PHILLIPS — Property owners Mark and Margaret Cosenza challenged selectmen about the recent approval of driveway permits for abutting property owners.
They said the town has only a right of way over a discontinued road that is now part of their property on Bray Hill.
“We’re impacted by it, and we’ve got no business being impacted by it,” Margaret Cosenza said.
She said other property owners have obtained the town’s permission to build a driveway that would allow them to travel on this discontinued road. She presented selectmen with a letter from the Cosenzas’ attorney, summarizing their property rights. The town does not own the property, she said, and the town did not have the right to allow the other property owners to travel on it. The previous owner sold land that had only a 100-foot easement for the town, she said, which is not the same as town ownership.
“It’s become our problem, because the town got involved,” she told selectmen Tuesday night. “Everything northerly of the southern edge is ours.”
The town does not own that four-tenths of a mile on Bray Hill, as selectmen meeting minutes from Sept. 23 were written, and she requested that they correct the information.
Road Commissioner Ward Bredeau said as long as the existing right of way met the town’s boundary line, he was allowed to issue permits to the other property owners. Cosenza said the problem was a civil issue and should be settled by the new property owners and the person(s) who sold them the property.

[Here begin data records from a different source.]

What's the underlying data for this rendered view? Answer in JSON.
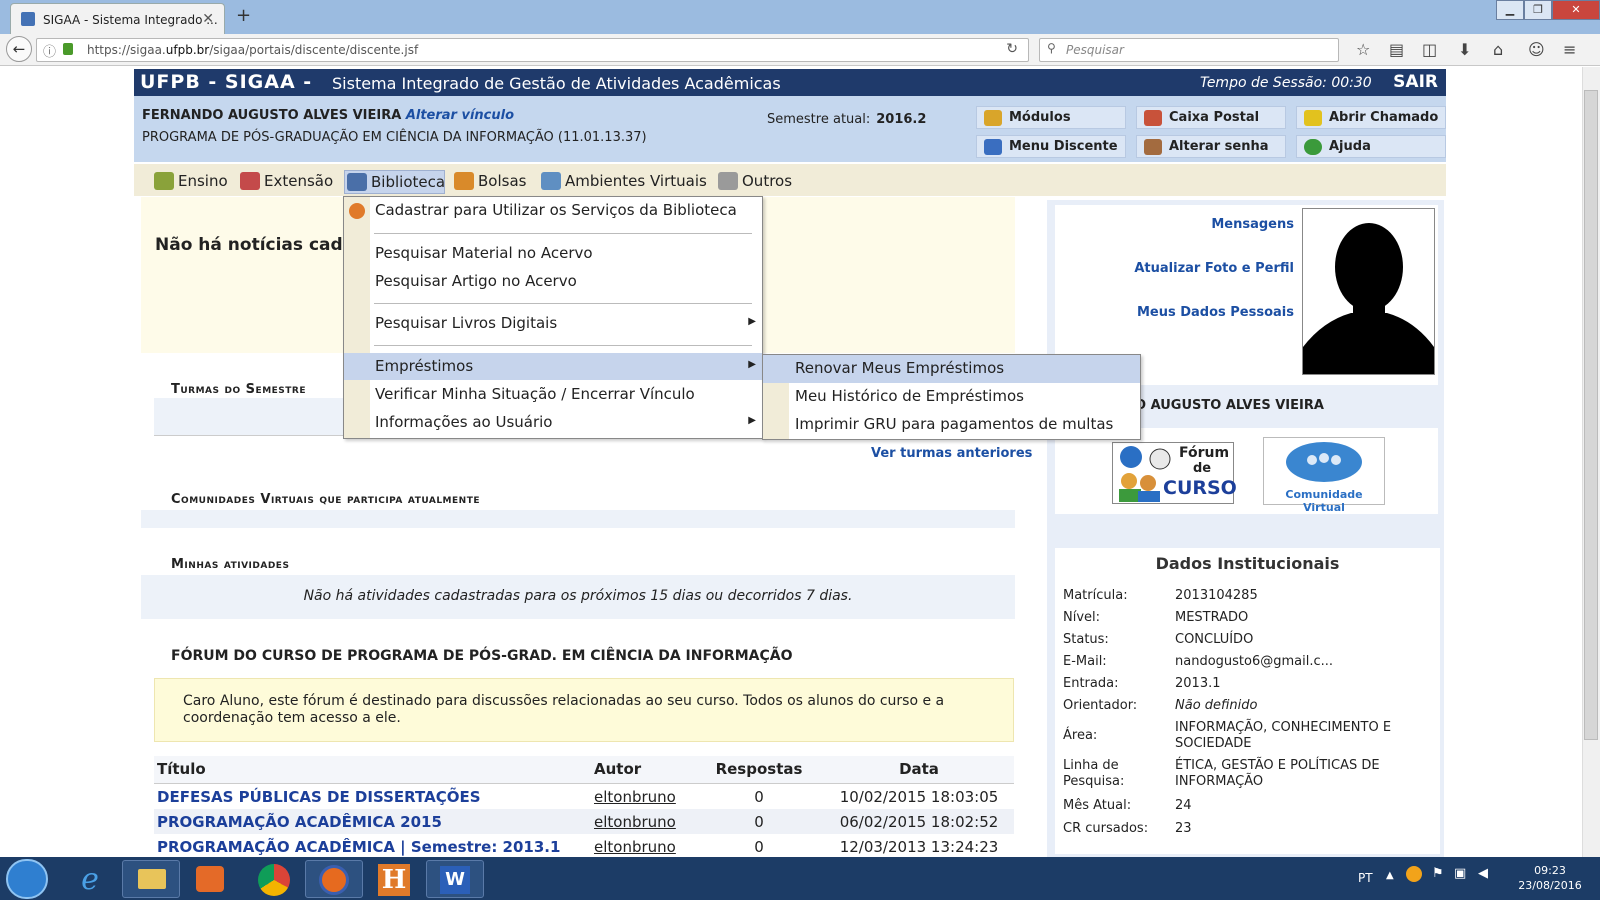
{
  "browser": {
    "tab_title": "SIGAA - Sistema Integrado ...",
    "url_prefix": "https://sigaa.",
    "url_host": "ufpb.br",
    "url_path": "/sigaa/portais/discente/discente.jsf",
    "search_placeholder": "Pesquisar"
  },
  "header": {
    "brand": "UFPB - SIGAA -",
    "subtitle": "Sistema Integrado de Gestão de Atividades Acadêmicas",
    "session_label": "Tempo de Sessão: 00:30",
    "logout": "SAIR"
  },
  "user": {
    "name": "FERNANDO AUGUSTO ALVES VIEIRA",
    "change_link": "Alterar vínculo",
    "program": "PROGRAMA DE PÓS-GRADUAÇÃO EM CIÊNCIA DA INFORMAÇÃO (11.01.13.37)",
    "semester_label": "Semestre atual:",
    "semester_value": "2016.2"
  },
  "quick": {
    "modulos": "Módulos",
    "caixa": "Caixa Postal",
    "chamado": "Abrir Chamado",
    "menu_discente": "Menu Discente",
    "senha": "Alterar senha",
    "ajuda": "Ajuda"
  },
  "menu": {
    "ensino": "Ensino",
    "extensao": "Extensão",
    "biblioteca": "Biblioteca",
    "bolsas": "Bolsas",
    "ambientes": "Ambientes Virtuais",
    "outros": "Outros"
  },
  "biblio_menu": {
    "cadastrar": "Cadastrar para Utilizar os Serviços da Biblioteca",
    "pesq_material": "Pesquisar Material no Acervo",
    "pesq_artigo": "Pesquisar Artigo no Acervo",
    "pesq_livros": "Pesquisar Livros Digitais",
    "emprestimos": "Empréstimos",
    "verificar": "Verificar Minha Situação / Encerrar Vínculo",
    "info": "Informações ao Usuário"
  },
  "emprestimos_menu": {
    "renovar": "Renovar Meus Empréstimos",
    "historico": "Meu Histórico de Empréstimos",
    "gru": "Imprimir GRU para pagamentos de multas"
  },
  "main": {
    "news": "Não há notícias cadastradas",
    "turmas_title": "Turmas do Semestre",
    "ver_turmas": "Ver turmas anteriores",
    "comunidades_title": "Comunidades Virtuais que participa atualmente",
    "atividades_title": "Minhas atividades",
    "atividades_empty": "Não há atividades cadastradas para os próximos 15 dias ou decorridos 7 dias.",
    "forum_title": "FÓRUM DO CURSO DE PROGRAMA DE PÓS-GRAD. EM CIÊNCIA DA INFORMAÇÃO",
    "forum_note": "Caro Aluno, este fórum é destinado para discussões relacionadas ao seu curso. Todos os alunos do curso e a coordenação tem acesso a ele.",
    "forum_cols": [
      "Título",
      "Autor",
      "Respostas",
      "Data"
    ],
    "forum_rows": [
      {
        "titulo": "DEFESAS PÚBLICAS DE DISSERTAÇÕES",
        "autor": "eltonbruno",
        "respostas": "0",
        "data": "10/02/2015 18:03:05"
      },
      {
        "titulo": "PROGRAMAÇÃO ACADÊMICA 2015",
        "autor": "eltonbruno",
        "respostas": "0",
        "data": "06/02/2015 18:02:52"
      },
      {
        "titulo": "PROGRAMAÇÃO ACADÊMICA | Semestre: 2013.1",
        "autor": "eltonbruno",
        "respostas": "0",
        "data": "12/03/2013 13:24:23"
      }
    ]
  },
  "sidebar": {
    "mensagens": "Mensagens",
    "atualizar": "Atualizar Foto e Perfil",
    "dados_pessoais": "Meus Dados Pessoais",
    "name_partial": "O AUGUSTO ALVES VIEIRA",
    "forum_icon_line1": "Fórum",
    "forum_icon_line2": "de",
    "forum_icon_line3": "CURSO",
    "comunidade_icon": "Comunidade Virtual",
    "dados_title": "Dados Institucionais",
    "dados": [
      {
        "label": "Matrícula:",
        "value": "2013104285"
      },
      {
        "label": "Nível:",
        "value": "MESTRADO"
      },
      {
        "label": "Status:",
        "value": "CONCLUÍDO"
      },
      {
        "label": "E-Mail:",
        "value": "nandogusto6@gmail.c..."
      },
      {
        "label": "Entrada:",
        "value": "2013.1"
      },
      {
        "label": "Orientador:",
        "value": "Não definido"
      },
      {
        "label": "Área:",
        "value": "INFORMAÇÃO, CONHECIMENTO E SOCIEDADE"
      },
      {
        "label": "Linha de Pesquisa:",
        "value": "ÉTICA, GESTÃO E POLÍTICAS DE INFORMAÇÃO"
      },
      {
        "label": "Mês Atual:",
        "value": "24"
      },
      {
        "label": "CR cursados:",
        "value": "23"
      }
    ]
  },
  "taskbar": {
    "lang": "PT",
    "time": "09:23",
    "date": "23/08/2016"
  }
}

“We didn’t sell the land to either of these people,” Cosenza said.
Selectmen agreed to request legal counsel to review the issue.
In other business:
* Town Manager Elaine Hubbard said she has publicized bid notices for a Public Works truck and other equipment the town wants to sell.
Viewing day will be Nov. 4 and bids must be turned in by 4 p.m. on Nov. 12, she said. Bids will be opened at the selectmen meeting that night.
* The board reviewed current progress on road work and culvert replacement at the intersection of Reeds Mill and Toothaker Pond roads. The three sections of old culvert at Bragg’s Corner have deteriorated, allowing water to seep out and erode the gravel and asphalt around it, according to Road Commissioner Ward Bredeau. He said he has worked around heavy rainstorms and spring runoff to keep the road passable. The culvert is 200 yards from the Sandy River and a nearby spring feeds into a stream. The water source and heavy spring rains keep the road wet. The town is required to protect the nearby spring-fed Warm Stream because Atlantic salmon have used it for spawning.
Bredeau and Hubbard met with Jeremy Bell, aquatic habitat restoration manager for the Nature Conservancy and the Atlantic Salmon Federation for help with design of the new culvert. Bredeau expressed frustration with drivers. Although he has shut down and barricaded both ends of the roads, people have ignored the sign instead of taking the detour. He’s encountered other problems that have stymied his construction efforts.
“Someone stole our East Madrid Road sign,” Bredeau said.
Hubbard said she had some good news to share about the project. The Nature Conservancy has awarded the town a $20,000 grant to offset construction costs, she said.
* Selectmen announced their next meeting would be held at 6 p.m. Wednesday, Nov. 12, rather than Nov. 11, which is Veterans Day.